*Required action:* Within the data, how many lines hold the word "Szabad"? Answer with nothing but the number.

>>>>>

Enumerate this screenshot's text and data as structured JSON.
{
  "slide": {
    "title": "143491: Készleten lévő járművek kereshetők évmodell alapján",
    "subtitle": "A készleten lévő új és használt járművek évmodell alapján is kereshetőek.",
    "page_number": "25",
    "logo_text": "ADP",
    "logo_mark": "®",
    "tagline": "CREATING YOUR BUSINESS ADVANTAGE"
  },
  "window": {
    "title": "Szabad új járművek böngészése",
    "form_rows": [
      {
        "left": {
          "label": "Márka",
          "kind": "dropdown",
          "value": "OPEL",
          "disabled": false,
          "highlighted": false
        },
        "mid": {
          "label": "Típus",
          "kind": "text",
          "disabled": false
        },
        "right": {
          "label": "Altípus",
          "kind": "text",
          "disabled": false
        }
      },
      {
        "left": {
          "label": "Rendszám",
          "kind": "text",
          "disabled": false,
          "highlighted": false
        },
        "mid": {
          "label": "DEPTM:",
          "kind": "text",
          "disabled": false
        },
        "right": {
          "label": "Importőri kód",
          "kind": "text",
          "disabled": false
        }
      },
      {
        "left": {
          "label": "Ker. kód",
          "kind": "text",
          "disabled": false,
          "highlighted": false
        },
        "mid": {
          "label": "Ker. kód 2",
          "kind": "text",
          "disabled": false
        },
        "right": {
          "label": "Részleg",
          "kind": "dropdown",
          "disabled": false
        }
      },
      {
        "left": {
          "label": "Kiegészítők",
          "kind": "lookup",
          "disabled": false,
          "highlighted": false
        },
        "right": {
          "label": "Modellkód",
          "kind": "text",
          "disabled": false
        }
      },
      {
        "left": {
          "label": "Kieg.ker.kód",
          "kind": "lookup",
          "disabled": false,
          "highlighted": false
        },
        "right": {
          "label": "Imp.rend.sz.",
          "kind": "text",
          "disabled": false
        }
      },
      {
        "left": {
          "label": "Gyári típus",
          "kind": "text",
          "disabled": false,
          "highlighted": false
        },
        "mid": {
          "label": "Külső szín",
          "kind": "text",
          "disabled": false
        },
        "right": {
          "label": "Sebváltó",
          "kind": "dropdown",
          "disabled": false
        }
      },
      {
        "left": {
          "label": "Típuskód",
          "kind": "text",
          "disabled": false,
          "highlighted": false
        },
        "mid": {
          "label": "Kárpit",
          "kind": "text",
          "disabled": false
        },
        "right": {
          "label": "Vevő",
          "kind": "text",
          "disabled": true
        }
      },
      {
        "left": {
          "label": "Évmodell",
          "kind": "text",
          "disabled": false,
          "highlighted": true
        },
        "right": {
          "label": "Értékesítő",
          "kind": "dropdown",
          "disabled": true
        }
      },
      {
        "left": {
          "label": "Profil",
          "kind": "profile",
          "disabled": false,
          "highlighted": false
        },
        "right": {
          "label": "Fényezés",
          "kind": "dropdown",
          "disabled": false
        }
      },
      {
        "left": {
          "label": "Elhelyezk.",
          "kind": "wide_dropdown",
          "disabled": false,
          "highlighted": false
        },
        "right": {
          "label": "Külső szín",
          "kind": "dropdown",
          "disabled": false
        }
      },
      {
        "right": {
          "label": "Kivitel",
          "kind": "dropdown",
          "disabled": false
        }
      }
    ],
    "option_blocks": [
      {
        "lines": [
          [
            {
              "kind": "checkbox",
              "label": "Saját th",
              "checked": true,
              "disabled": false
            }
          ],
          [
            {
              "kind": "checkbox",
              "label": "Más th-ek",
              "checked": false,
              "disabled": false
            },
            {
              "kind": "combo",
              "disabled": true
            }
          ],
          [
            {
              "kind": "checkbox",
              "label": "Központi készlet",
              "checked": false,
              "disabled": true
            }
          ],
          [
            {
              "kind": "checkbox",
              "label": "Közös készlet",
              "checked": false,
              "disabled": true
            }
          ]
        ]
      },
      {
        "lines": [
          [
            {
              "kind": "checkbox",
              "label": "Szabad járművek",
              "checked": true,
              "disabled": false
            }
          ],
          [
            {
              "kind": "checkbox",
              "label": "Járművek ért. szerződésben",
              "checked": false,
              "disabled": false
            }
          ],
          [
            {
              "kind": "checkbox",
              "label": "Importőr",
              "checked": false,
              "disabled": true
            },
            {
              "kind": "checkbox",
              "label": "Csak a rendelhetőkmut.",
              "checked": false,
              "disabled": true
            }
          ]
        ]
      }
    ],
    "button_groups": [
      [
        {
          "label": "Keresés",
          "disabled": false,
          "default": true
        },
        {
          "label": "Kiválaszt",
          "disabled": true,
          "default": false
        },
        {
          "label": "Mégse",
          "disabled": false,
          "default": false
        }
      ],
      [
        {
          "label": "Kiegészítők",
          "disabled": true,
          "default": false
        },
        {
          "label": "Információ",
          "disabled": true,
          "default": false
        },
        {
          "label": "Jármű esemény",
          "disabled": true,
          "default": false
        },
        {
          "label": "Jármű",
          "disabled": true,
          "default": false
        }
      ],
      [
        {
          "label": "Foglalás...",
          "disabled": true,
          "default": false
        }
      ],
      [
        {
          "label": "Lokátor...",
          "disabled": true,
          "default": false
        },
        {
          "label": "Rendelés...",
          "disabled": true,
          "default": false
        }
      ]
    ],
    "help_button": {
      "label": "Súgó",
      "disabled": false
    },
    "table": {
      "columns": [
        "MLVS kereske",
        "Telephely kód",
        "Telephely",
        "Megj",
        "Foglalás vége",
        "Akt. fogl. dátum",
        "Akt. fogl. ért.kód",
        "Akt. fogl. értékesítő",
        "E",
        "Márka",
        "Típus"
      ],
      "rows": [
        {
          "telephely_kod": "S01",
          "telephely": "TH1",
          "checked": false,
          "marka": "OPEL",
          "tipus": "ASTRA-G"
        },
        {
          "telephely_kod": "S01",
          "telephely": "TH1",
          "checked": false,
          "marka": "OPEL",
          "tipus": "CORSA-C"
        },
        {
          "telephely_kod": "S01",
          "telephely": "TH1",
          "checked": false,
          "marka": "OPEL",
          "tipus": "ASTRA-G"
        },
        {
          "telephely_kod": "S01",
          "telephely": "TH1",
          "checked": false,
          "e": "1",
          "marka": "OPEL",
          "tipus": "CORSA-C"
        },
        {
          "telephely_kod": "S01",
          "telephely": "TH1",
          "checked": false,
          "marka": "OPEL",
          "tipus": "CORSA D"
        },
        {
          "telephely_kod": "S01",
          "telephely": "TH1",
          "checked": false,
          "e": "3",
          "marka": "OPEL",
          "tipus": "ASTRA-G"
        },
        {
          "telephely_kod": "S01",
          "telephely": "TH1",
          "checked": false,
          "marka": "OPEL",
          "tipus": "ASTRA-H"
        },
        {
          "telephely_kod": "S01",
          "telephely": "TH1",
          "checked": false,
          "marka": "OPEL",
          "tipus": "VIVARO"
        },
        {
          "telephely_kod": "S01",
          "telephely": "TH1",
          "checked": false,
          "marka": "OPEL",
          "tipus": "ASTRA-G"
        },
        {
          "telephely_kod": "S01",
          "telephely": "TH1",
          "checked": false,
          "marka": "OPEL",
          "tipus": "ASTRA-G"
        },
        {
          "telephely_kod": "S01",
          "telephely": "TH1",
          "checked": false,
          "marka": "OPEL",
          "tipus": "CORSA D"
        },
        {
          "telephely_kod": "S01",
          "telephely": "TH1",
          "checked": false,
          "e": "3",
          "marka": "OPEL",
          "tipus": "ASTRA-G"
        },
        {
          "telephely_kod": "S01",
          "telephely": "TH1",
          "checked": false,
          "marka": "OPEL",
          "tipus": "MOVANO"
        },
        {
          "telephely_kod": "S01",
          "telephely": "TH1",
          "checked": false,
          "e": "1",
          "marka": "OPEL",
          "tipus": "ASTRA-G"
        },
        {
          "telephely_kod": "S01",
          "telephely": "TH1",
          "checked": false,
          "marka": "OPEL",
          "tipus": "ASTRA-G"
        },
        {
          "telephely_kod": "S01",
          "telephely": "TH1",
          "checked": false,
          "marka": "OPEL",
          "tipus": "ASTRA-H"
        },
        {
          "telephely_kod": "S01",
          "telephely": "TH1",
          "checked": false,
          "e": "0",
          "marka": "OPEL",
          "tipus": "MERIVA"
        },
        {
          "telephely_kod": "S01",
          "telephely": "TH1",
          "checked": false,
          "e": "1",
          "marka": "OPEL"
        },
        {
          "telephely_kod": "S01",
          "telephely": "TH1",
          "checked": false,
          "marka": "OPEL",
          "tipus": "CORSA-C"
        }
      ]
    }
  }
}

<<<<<

*Exercise answer:* 2